Lake of Dracula (1971) Review



An above-average vampire flick with a cool vampire, a masterfully done creepy old house and enough character and story to elevate it.

Plot: A young woman remembers an encounter with a vampire from childhood while a mysterious coffin is delivered to the seaside town she lives in.

Review: The second of the Bloodthirsty trilogy, I don’t think this movie got the fanfare that The Vampire Doll did. This is a shame because I found this film to be a little better than the first one in the trilogy. Part of that may be that the vampire in this one has the actual fangs and just looks like a bloodsucker. Another is the story and characters in this one are more engaging.

Let’s start with the vampire. Even though the name ‘Dracula’ is in the title, this vampire is not Dracula. There’s a cool backstory to him, one that I can’t recall seeing in any other vampire movie. He just looks incredible, with the golden eyes and fangs. He cuts an imposing figure and looks sinister as all hell. I can’t think of a better vampire being cast for this film. At one point, he slams through a stained-glass window in pursuit of a victim, and I actually gasped. The vampire makes these types of movies, and this one was top-notch.

The story itself wasn’t too bad. I’ve read that some reviewers call it generic and don’t see it. Generic would have been if all the characters were friends and got along and got picked off one by one. In this film, there’s some animosity and, dare I say, outright hatred between a few of the characters. While the jealousy and conflict doesn’t rise to the surface during the day, when a few of the characters are turned, it comes out in full form. This adds another layer to what would otherwise be another “vampire finds characters, kills them and turns them into vampires, while main character wrings hands.”

It’s because of this extra spark to the story that I found the characters more engaging. There’s more at stake than a general “we have to stop the bad guy” thing. It’s more meaningful, and when some characters get turned, it feels more like a loss. I found myself rooting for at least one character not to get turned, which NEVER happens in a vampire movie. So yeah, this one got me a little bit.

As for gore, there was some blood, though almost all of the blood-letting took place off-screen. For animal lovers, you’ll despair as a pooch bites the dust, and you see the aftermath, which isn’t very pleasant. The makeup is of the usual powder-white variety to show death, which doesn’t offer much imagination, but it’s wonderfully effective on the vampire, even if it doesn’t seem to touch anything but his face. The vampire’s death makeup is grotesque and well-done.
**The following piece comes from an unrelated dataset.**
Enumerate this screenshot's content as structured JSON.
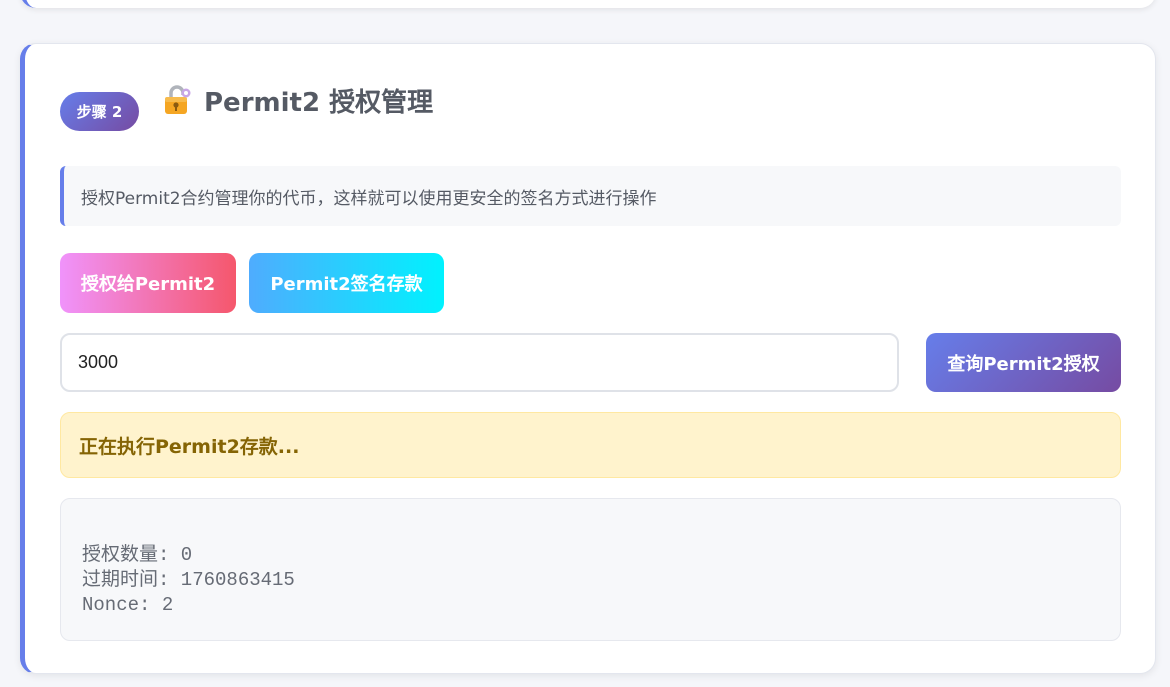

The sets are non-descript except for the vampire’s lair, which is creepy as all hell. The director must have been proud of it, too, as he lovingly shows much of the details of the house as the title credits play. It puts you into the mood quickly and is undoubtedly one of the most memorable vampire sets I’ve ever seen. The music is what you would expect from this type of movie and adds to the atmosphere, though isn’t particularly noteworthy.
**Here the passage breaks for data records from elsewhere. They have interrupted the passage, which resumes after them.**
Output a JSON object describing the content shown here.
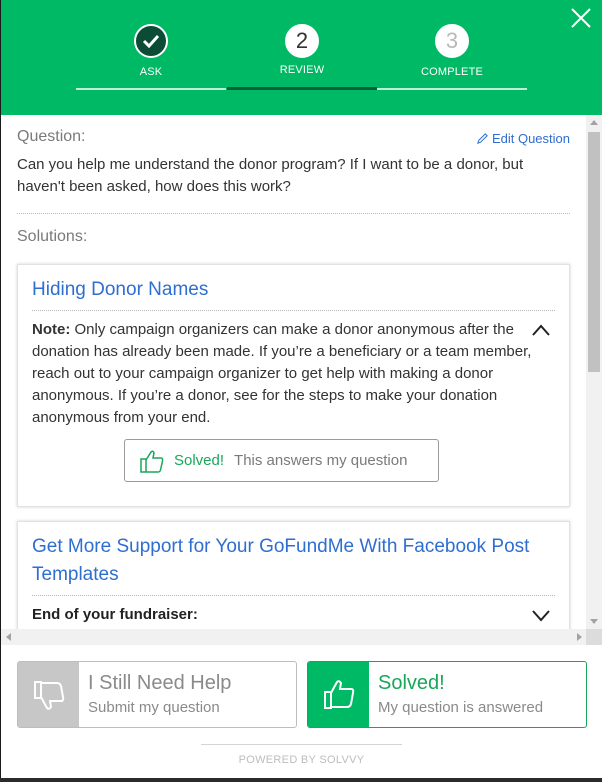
{
  "header": {
    "steps": [
      {
        "number": "",
        "label": "ASK",
        "state": "done"
      },
      {
        "number": "2",
        "label": "REVIEW",
        "state": "active"
      },
      {
        "number": "3",
        "label": "COMPLETE",
        "state": "pending"
      }
    ],
    "close_icon": "close-icon"
  },
  "question": {
    "label": "Question:",
    "edit_label": "Edit Question",
    "text": "Can you help me understand the donor program? If I want to be a donor, but haven't been asked, how does this work?"
  },
  "solutions": {
    "label": "Solutions:",
    "cards": [
      {
        "title": "Hiding Donor Names",
        "note_label": "Note:",
        "body": " Only campaign organizers can make a donor anonymous after the donation has already been made. If you’re a beneficiary or a team member, reach out to your campaign organizer to get help with making a donor anonymous. If you’re a donor, see for the steps to make your donation anonymous from your end.",
        "solved_label": "Solved!",
        "solved_caption": "This answers my question",
        "expanded": true
      },
      {
        "title": "Get More Support for Your GoFundMe With Facebook Post Templates",
        "subheading": "End of your fundraiser:",
        "expanded": false
      }
    ]
  },
  "footer": {
    "help": {
      "title": "I Still Need Help",
      "subtitle": "Submit my question"
    },
    "solved": {
      "title": "Solved!",
      "subtitle": "My question is answered"
    },
    "powered_by": "POWERED BY SOLVVY"
  },
  "colors": {
    "brand_green": "#00b964",
    "link_blue": "#2f6ed1",
    "dark_green": "#0c4b36"
  }
}
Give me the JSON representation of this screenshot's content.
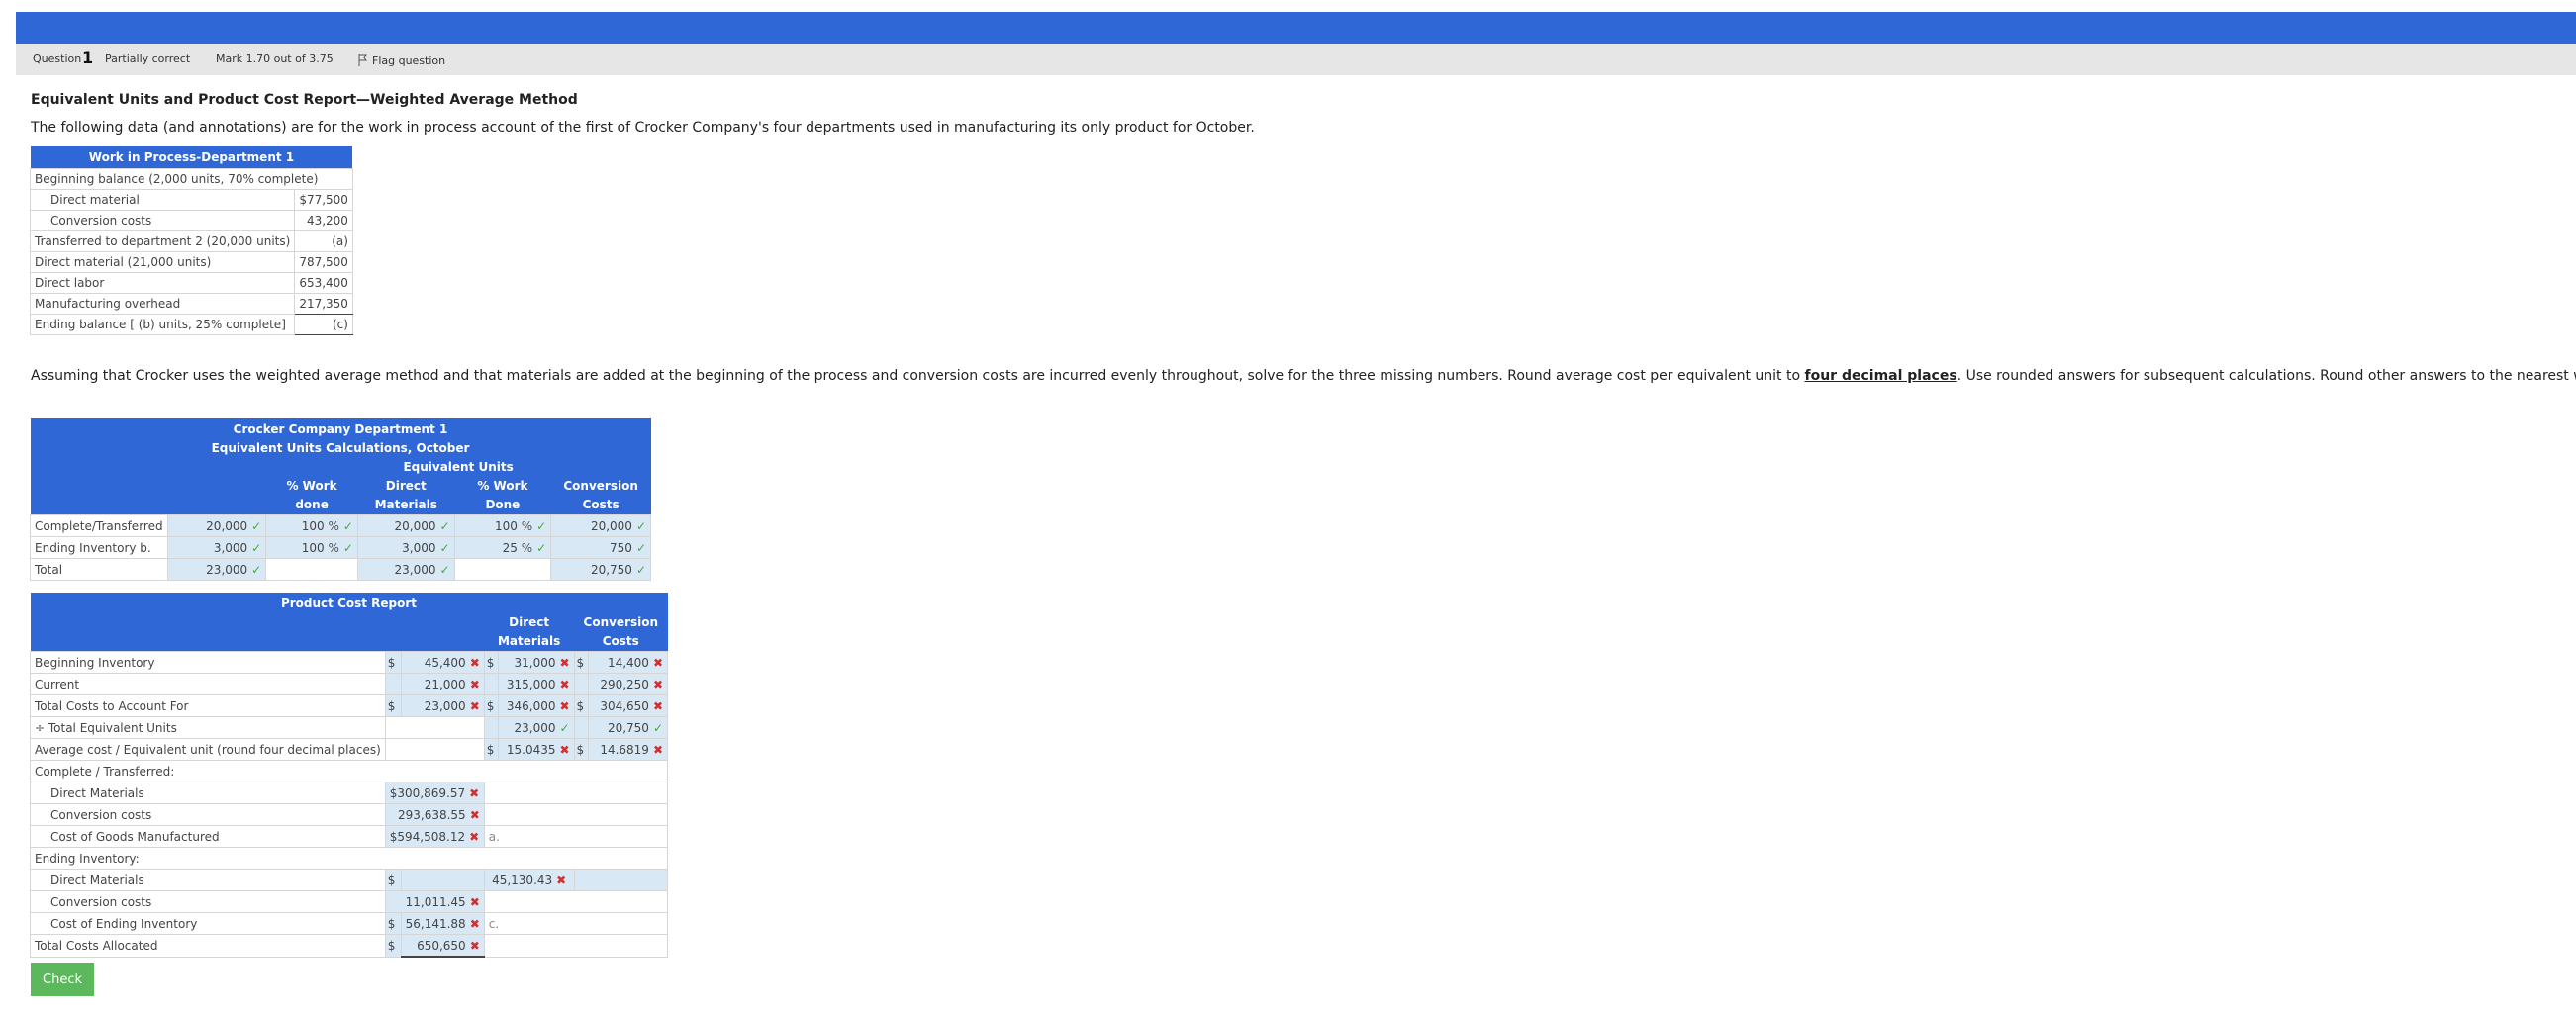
{
  "info": {
    "question_label": "Question",
    "question_number": "1",
    "status": "Partially correct",
    "mark": "Mark 1.70 out of 3.75",
    "flag": "Flag question"
  },
  "heading": "Equivalent Units and Product Cost Report—Weighted Average Method",
  "intro": "The following data (and annotations) are for the work in process account of the first of Crocker Company's four departments used in manufacturing its only product for October.",
  "wip": {
    "title": "Work in Process-Department 1",
    "rows": [
      {
        "label": "Beginning balance (2,000 units, 70% complete)",
        "amount": ""
      },
      {
        "label": "Direct material",
        "amount": "$77,500"
      },
      {
        "label": "Conversion costs",
        "amount": "43,200"
      },
      {
        "label": "Transferred to department 2 (20,000 units)",
        "amount": "(a)"
      },
      {
        "label": "Direct material (21,000 units)",
        "amount": "787,500"
      },
      {
        "label": "Direct labor",
        "amount": "653,400"
      },
      {
        "label": "Manufacturing overhead",
        "amount": "217,350"
      },
      {
        "label": "Ending balance [ (b) units, 25% complete]",
        "amount": "(c)"
      }
    ]
  },
  "assume": {
    "text_before": "Assuming that Crocker uses the weighted average method and that materials are added at the beginning of the process and conversion costs are incurred evenly throughout, solve for the three missing numbers. Round average cost per equivalent unit to ",
    "emphasis": "four decimal places",
    "text_after": ". Use rounded answers for subsequent calculations. Round other answers to the nearest whole number."
  },
  "equ": {
    "title1": "Crocker Company Department 1",
    "title2": "Equivalent Units Calculations, October",
    "title3": "Equivalent Units",
    "h_pct1a": "% Work",
    "h_pct1b": "done",
    "h_dm_a": "Direct",
    "h_dm_b": "Materials",
    "h_pct2a": "% Work",
    "h_pct2b": "Done",
    "h_cc_a": "Conversion",
    "h_cc_b": "Costs",
    "pct_sign": "%",
    "rows": [
      {
        "label": "Complete/Transferred",
        "units": "20,000",
        "pct1": "100",
        "dm": "20,000",
        "pct2": "100",
        "cc": "20,000"
      },
      {
        "label": "Ending Inventory b.",
        "units": "3,000",
        "pct1": "100",
        "dm": "3,000",
        "pct2": "25",
        "cc": "750"
      },
      {
        "label": "Total",
        "units": "23,000",
        "dm": "23,000",
        "cc": "20,750"
      }
    ]
  },
  "pcr": {
    "title": "Product Cost Report",
    "h_dm_a": "Direct",
    "h_dm_b": "Materials",
    "h_cc_a": "Conversion",
    "h_cc_b": "Costs",
    "dollar": "$",
    "rows": {
      "beg": {
        "label": "Beginning Inventory",
        "total": "45,400",
        "dm": "31,000",
        "cc": "14,400"
      },
      "cur": {
        "label": "Current",
        "total": "21,000",
        "dm": "315,000",
        "cc": "290,250"
      },
      "tca": {
        "label": "Total Costs to Account For",
        "total": "23,000",
        "dm": "346,000",
        "cc": "304,650"
      },
      "teu": {
        "label": "÷ Total Equivalent Units",
        "dm": "23,000",
        "cc": "20,750"
      },
      "avg": {
        "label": "Average cost / Equivalent unit (round four decimal places)",
        "dm": "15.0435",
        "cc": "14.6819"
      },
      "ct_head": {
        "label": "Complete / Transferred:"
      },
      "ct_dm": {
        "label": "Direct Materials",
        "total": "300,869.57"
      },
      "ct_cc": {
        "label": "Conversion costs",
        "total": "293,638.55"
      },
      "ct_cgm": {
        "label": "Cost of Goods Manufactured",
        "total": "594,508.12",
        "note": "a."
      },
      "ei_head": {
        "label": "Ending Inventory:"
      },
      "ei_dm": {
        "label": "Direct Materials",
        "dm": "45,130.43"
      },
      "ei_cc": {
        "label": "Conversion costs",
        "total": "11,011.45"
      },
      "ei_cost": {
        "label": "Cost of Ending Inventory",
        "total": "56,141.88",
        "note": "c."
      },
      "tcal": {
        "label": "Total Costs Allocated",
        "total": "650,650"
      }
    }
  },
  "check_label": "Check"
}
Lake of Dracula is worth a watch, especially if you’re into creepy, interesting vampire stories. There’s enough here, and the runtime (81 minutes) is short enough that you’ll find enough to like without getting bored.